▶
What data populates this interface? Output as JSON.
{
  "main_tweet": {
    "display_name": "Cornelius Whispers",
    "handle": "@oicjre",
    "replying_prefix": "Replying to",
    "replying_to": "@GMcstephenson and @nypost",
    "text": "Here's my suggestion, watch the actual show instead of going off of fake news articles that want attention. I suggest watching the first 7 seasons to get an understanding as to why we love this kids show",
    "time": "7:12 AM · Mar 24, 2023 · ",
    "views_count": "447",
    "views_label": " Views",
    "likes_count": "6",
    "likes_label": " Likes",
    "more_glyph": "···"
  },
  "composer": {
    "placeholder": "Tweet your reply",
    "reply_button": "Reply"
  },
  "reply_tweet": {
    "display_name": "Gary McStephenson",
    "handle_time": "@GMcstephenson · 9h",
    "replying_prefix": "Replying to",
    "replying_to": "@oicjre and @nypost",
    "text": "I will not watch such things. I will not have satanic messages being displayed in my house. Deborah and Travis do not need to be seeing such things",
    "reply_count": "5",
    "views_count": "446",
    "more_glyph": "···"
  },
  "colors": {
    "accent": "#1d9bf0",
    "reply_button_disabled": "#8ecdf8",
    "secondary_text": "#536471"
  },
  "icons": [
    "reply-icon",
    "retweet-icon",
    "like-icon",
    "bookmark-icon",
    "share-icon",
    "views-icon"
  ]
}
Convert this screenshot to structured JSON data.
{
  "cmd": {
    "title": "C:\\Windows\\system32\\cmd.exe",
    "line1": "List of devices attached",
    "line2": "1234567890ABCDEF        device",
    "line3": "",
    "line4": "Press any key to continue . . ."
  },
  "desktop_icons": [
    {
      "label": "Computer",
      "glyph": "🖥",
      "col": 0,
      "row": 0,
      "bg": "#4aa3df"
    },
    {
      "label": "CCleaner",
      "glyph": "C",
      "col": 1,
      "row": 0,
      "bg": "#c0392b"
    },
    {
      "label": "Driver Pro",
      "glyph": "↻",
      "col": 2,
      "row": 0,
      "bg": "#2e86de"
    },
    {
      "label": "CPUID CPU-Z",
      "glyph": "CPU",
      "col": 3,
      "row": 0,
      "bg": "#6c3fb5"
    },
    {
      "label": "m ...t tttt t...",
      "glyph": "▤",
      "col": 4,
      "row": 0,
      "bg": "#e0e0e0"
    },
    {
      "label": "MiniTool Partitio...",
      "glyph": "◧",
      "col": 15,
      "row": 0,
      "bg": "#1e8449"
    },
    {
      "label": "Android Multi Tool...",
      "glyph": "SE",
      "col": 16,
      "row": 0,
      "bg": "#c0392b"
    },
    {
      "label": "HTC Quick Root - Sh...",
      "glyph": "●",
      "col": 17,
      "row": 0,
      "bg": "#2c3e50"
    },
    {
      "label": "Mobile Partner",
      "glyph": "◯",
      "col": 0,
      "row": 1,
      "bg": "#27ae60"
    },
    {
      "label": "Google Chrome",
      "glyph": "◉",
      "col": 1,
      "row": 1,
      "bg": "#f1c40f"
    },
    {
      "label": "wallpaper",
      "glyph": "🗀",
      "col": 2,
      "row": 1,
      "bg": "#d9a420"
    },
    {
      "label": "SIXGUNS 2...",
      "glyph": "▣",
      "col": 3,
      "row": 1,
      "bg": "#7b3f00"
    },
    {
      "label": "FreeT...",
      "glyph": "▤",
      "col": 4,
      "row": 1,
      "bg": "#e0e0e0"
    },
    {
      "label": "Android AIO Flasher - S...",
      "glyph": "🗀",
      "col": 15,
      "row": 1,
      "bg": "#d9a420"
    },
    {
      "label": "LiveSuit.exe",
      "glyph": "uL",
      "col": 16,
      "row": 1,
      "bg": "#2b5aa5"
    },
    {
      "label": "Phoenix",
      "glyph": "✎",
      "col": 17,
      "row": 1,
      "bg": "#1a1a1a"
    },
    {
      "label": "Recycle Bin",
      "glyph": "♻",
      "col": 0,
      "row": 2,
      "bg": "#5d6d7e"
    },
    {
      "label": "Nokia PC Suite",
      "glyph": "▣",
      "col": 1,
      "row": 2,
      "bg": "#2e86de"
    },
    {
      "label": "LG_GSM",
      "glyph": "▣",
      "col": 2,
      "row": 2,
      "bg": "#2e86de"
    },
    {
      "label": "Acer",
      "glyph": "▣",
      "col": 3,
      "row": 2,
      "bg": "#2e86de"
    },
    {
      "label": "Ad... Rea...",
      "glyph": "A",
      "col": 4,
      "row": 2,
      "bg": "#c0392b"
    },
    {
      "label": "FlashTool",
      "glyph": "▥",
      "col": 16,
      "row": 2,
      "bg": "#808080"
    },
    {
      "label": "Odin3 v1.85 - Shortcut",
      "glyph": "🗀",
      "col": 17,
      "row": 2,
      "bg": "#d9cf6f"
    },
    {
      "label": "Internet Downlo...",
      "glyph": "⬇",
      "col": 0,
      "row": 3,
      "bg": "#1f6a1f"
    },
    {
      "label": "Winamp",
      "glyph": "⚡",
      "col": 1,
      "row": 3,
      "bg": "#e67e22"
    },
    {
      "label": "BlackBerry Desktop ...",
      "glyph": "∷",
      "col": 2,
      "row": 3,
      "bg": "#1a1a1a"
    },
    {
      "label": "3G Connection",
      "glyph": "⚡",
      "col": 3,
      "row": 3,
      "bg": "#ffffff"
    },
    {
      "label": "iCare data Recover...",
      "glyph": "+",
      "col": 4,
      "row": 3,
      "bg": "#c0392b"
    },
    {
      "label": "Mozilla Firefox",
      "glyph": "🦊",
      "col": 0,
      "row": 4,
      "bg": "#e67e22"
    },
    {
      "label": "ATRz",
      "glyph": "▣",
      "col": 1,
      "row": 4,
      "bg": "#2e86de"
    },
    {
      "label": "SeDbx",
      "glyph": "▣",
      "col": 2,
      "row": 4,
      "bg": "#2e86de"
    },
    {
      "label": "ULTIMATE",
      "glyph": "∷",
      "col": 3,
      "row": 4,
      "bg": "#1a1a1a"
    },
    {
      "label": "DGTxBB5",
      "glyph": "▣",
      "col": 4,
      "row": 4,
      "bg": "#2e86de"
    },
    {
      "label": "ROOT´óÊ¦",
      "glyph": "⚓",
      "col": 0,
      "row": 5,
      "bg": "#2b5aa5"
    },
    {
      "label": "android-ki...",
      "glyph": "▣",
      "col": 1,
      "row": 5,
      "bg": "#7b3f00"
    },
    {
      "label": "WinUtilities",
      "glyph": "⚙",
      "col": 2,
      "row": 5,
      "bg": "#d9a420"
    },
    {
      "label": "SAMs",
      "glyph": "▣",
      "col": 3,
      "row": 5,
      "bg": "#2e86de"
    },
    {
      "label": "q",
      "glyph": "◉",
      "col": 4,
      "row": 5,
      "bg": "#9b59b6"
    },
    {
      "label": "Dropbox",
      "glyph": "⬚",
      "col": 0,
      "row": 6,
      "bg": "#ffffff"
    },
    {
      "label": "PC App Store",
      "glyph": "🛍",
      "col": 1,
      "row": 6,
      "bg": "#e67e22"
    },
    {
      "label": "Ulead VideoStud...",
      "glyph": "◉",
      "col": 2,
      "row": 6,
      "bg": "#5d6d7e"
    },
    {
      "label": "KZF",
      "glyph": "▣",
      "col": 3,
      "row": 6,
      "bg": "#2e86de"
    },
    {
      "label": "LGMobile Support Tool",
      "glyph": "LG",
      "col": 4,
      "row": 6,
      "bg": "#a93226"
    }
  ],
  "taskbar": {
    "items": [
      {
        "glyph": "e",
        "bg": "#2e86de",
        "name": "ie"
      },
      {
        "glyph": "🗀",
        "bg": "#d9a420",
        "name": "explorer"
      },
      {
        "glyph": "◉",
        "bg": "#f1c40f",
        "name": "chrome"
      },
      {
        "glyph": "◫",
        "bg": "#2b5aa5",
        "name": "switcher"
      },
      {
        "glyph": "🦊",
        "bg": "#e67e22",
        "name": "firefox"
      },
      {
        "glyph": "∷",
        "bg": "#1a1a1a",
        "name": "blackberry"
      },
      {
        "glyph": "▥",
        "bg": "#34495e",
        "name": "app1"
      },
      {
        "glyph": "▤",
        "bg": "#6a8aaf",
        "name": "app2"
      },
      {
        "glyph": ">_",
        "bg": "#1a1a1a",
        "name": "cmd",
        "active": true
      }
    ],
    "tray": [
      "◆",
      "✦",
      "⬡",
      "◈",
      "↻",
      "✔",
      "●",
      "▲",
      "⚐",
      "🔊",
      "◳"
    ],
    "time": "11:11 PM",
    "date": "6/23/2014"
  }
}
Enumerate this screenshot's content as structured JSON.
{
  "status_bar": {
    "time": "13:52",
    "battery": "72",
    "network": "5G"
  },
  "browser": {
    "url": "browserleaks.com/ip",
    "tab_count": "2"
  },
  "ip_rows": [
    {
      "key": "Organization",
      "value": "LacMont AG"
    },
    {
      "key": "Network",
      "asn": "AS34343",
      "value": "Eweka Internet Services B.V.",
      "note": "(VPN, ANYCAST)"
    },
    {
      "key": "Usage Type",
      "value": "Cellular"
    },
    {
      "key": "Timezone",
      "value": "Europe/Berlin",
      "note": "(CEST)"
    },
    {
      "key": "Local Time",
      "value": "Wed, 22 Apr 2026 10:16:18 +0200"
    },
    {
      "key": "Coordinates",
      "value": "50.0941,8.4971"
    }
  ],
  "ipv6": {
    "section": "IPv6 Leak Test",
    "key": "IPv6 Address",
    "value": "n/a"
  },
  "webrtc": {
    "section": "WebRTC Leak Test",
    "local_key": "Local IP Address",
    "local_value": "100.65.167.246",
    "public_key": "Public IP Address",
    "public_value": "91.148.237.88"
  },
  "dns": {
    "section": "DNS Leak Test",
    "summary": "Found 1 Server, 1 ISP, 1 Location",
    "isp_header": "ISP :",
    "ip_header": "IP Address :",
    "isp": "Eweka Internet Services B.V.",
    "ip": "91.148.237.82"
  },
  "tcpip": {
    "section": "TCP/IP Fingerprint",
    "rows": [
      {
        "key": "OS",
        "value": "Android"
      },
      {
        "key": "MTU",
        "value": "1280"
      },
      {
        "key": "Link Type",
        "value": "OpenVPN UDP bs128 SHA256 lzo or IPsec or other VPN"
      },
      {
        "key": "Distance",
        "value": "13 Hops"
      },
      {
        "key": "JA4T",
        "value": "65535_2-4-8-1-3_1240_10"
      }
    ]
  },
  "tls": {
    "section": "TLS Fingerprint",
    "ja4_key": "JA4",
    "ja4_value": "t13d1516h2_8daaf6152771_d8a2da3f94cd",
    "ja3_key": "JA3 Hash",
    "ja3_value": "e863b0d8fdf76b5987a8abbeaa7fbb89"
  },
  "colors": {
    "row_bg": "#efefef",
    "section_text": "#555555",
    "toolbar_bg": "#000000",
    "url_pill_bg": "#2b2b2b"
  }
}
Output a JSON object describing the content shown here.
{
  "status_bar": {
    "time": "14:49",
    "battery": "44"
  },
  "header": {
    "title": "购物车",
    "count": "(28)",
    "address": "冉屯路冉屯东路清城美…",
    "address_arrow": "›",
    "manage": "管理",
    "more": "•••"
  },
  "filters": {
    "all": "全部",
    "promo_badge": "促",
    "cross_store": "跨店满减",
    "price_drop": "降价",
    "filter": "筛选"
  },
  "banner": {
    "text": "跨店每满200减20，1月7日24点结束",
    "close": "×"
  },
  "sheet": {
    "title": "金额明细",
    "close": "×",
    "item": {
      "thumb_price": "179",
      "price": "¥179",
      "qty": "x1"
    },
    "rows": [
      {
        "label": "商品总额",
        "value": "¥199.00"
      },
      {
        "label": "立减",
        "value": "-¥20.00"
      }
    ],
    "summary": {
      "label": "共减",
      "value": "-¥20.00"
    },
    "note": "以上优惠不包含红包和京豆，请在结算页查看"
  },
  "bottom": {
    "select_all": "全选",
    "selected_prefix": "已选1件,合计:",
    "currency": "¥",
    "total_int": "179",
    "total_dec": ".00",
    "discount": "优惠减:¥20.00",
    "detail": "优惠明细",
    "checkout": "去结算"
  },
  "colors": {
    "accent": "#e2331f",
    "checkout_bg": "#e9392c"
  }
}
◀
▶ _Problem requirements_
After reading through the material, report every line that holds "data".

▶ _Result_
What data populates this interface? Output as JSON.
Convert this screenshot to structured JSON data.
      "label": "iCare data Recover...",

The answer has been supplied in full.